This week, there were not many news headlines, but the blogs were full information regarding the recent television shows being broadcast by National Geographic and SpikeTV. As you probably know, the SHA has written two blog posts and two letters to Spike TV and National Geographic. You can read the SHA’s official letters here and here.
Two Facebook Groups have also been started in opposition to the SpikeTV and National Geographic Show, and have been cataloguing the various responses from archaeologists and archaeological organizations. They also include a number of discussions between metal detector enthusiasts and archaeologists. This is the best place to get up-to-date information on the topics.
Bloggers have also had some opinions about the importance of context and the dangers of looting:
FPAN’s Shovel Bytes argues that you can’t put a price on context.
Anthroprobably states that “America’s Heritage is Not for Sale”.
John Roby at Digs and Docs also weighs in on the ethics of profiting on heritage.
Believe it or not, other things have been happening in historical archaeology this week:
FPAN’s recent public workshop about archaeological advocacy received some news coverage this week.
The Natural Resources Conservation Service has a useful chart for determining soil texture by feel.
March is Archaeology Month in Arkansas! Here’s a list of the activities. Please, if it’s Archaeology Month in your state, share with us!
Mt. Vernon has a question for the public about their mystery nails: do you know why they’re coated? Help them out at their blog!

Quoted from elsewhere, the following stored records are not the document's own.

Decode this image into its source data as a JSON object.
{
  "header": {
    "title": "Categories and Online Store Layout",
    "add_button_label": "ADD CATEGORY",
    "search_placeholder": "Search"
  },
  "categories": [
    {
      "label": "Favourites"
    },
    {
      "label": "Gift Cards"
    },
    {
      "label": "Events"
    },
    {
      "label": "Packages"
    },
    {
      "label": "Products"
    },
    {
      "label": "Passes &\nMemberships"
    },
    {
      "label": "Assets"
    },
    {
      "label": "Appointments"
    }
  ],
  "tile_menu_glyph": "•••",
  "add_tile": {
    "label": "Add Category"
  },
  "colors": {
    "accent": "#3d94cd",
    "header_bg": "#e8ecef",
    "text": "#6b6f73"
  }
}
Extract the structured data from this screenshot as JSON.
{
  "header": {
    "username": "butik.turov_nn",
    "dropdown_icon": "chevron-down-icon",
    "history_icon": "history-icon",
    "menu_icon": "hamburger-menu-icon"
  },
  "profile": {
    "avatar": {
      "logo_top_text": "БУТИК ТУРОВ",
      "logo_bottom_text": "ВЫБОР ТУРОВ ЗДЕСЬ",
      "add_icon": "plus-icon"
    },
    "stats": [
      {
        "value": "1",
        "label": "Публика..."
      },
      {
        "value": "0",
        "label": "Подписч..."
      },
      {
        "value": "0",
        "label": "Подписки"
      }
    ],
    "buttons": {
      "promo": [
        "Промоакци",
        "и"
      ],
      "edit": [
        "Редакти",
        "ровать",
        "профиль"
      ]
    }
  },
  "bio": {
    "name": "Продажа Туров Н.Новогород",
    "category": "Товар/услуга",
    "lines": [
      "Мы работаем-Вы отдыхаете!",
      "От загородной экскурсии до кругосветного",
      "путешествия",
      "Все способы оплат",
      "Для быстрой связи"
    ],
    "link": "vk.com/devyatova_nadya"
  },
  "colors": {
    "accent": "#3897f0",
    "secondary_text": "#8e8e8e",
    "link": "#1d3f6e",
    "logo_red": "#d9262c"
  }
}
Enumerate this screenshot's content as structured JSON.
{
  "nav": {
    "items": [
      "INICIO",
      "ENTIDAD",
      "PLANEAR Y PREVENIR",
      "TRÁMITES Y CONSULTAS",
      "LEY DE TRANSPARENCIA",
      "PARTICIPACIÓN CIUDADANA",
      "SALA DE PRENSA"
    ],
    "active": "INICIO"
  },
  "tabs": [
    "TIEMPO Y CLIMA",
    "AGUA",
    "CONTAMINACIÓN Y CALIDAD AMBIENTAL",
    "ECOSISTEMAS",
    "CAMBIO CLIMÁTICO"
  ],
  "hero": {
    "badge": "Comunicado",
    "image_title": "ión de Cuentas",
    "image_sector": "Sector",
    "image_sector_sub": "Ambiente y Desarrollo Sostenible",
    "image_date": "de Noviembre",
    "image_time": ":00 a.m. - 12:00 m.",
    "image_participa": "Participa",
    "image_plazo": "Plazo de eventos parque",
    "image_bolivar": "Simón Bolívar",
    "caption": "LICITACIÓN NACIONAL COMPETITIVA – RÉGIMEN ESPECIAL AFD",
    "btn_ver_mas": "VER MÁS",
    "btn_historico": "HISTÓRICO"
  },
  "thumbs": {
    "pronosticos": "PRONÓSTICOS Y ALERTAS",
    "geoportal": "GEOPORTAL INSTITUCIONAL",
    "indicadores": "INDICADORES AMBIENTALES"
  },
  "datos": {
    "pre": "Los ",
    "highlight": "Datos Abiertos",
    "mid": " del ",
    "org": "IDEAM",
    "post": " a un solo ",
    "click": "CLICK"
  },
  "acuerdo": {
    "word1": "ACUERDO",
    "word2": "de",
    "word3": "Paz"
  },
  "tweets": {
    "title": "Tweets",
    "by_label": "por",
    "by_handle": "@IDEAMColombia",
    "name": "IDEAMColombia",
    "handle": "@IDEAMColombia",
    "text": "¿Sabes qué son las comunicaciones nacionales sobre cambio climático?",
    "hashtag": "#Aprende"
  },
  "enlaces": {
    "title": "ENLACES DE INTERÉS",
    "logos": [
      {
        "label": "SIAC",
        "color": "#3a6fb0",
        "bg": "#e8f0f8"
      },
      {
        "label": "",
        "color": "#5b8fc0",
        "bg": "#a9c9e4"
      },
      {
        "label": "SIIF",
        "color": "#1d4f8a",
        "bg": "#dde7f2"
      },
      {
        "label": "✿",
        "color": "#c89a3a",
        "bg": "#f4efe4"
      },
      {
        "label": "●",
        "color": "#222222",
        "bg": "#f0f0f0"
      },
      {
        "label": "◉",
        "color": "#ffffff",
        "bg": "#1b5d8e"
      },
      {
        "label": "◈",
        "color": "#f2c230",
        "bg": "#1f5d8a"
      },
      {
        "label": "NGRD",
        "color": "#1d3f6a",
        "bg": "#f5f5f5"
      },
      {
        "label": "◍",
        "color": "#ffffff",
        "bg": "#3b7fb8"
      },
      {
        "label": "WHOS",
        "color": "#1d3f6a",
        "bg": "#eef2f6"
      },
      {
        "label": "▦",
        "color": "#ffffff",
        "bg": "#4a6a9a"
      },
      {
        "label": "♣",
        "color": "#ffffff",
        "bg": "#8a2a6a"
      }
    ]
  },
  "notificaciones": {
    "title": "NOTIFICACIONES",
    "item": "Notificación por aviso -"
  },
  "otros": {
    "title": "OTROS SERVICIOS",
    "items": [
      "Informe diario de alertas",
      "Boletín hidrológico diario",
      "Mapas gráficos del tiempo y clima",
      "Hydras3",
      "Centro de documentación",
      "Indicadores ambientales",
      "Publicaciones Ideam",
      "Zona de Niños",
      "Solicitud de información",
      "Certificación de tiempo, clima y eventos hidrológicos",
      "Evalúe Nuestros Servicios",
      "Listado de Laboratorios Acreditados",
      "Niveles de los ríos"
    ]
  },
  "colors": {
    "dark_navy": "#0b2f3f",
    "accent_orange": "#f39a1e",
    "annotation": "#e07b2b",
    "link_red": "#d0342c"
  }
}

The Recent National Preservation Institute is offering a series of seminars in Historic Preservation and Cultural Resource Management (pdf).